=== Section Start ===
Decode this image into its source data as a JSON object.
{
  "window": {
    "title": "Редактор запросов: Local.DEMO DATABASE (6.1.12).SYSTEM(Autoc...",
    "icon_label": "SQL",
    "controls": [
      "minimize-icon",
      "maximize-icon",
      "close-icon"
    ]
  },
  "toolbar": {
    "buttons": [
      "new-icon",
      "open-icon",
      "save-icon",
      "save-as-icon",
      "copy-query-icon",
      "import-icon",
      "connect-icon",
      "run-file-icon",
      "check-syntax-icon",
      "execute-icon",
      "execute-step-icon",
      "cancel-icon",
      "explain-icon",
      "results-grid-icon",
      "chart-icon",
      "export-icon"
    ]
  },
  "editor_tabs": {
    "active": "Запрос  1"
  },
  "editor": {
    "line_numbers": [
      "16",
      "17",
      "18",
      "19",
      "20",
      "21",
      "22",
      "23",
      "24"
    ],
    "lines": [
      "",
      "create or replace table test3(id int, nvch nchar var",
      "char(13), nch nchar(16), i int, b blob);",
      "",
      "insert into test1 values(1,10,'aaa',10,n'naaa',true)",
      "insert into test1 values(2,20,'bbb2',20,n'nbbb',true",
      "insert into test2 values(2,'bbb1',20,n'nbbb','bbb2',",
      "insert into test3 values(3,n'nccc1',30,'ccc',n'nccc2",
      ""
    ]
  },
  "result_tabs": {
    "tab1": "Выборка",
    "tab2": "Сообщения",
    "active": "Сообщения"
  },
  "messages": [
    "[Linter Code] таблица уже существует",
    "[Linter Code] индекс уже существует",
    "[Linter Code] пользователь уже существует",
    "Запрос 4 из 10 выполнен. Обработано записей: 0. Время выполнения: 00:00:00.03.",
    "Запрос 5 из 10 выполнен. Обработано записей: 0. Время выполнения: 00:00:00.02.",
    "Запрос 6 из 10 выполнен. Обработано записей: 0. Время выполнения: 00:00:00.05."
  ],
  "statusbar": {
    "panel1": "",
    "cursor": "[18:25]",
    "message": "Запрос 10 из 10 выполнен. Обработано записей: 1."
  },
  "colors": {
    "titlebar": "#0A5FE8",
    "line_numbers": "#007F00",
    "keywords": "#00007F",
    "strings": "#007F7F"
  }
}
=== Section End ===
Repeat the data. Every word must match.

Decode this image into its source data as a JSON object.
{
  "window": {
    "title": "Редактор запросов: Local.DEMO DATABASE (6.1.12).SYSTEM(Autoc...",
    "icon_label": "SQL",
    "controls": [
      "minimize-icon",
      "maximize-icon",
      "close-icon"
    ]
  },
  "toolbar": {
    "buttons": [
      "new-icon",
      "open-icon",
      "save-icon",
      "save-as-icon",
      "copy-query-icon",
      "import-icon",
      "connect-icon",
      "run-file-icon",
      "check-syntax-icon",
      "execute-icon",
      "execute-step-icon",
      "cancel-icon",
      "explain-icon",
      "results-grid-icon",
      "chart-icon",
      "export-icon"
    ]
  },
  "editor_tabs": {
    "active": "Запрос  1"
  },
  "editor": {
    "line_numbers": [
      "16",
      "17",
      "18",
      "19",
      "20",
      "21",
      "22",
      "23",
      "24"
    ],
    "lines": [
      "",
      "create or replace table test3(id int, nvch nchar var",
      "char(13), nch nchar(16), i int, b blob);",
      "",
      "insert into test1 values(1,10,'aaa',10,n'naaa',true)",
      "insert into test1 values(2,20,'bbb2',20,n'nbbb',true",
      "insert into test2 values(2,'bbb1',20,n'nbbb','bbb2',",
      "insert into test3 values(3,n'nccc1',30,'ccc',n'nccc2",
      ""
    ]
  },
  "result_tabs": {
    "tab1": "Выборка",
    "tab2": "Сообщения",
    "active": "Сообщения"
  },
  "messages": [
    "[Linter Code] таблица уже существует",
    "[Linter Code] индекс уже существует",
    "[Linter Code] пользователь уже существует",
    "Запрос 4 из 10 выполнен. Обработано записей: 0. Время выполнения: 00:00:00.03.",
    "Запрос 5 из 10 выполнен. Обработано записей: 0. Время выполнения: 00:00:00.02.",
    "Запрос 6 из 10 выполнен. Обработано записей: 0. Время выполнения: 00:00:00.05."
  ],
  "statusbar": {
    "panel1": "",
    "cursor": "[18:25]",
    "message": "Запрос 10 из 10 выполнен. Обработано записей: 1."
  },
  "colors": {
    "titlebar": "#0A5FE8",
    "line_numbers": "#007F00",
    "keywords": "#00007F",
    "strings": "#007F7F"
  }
}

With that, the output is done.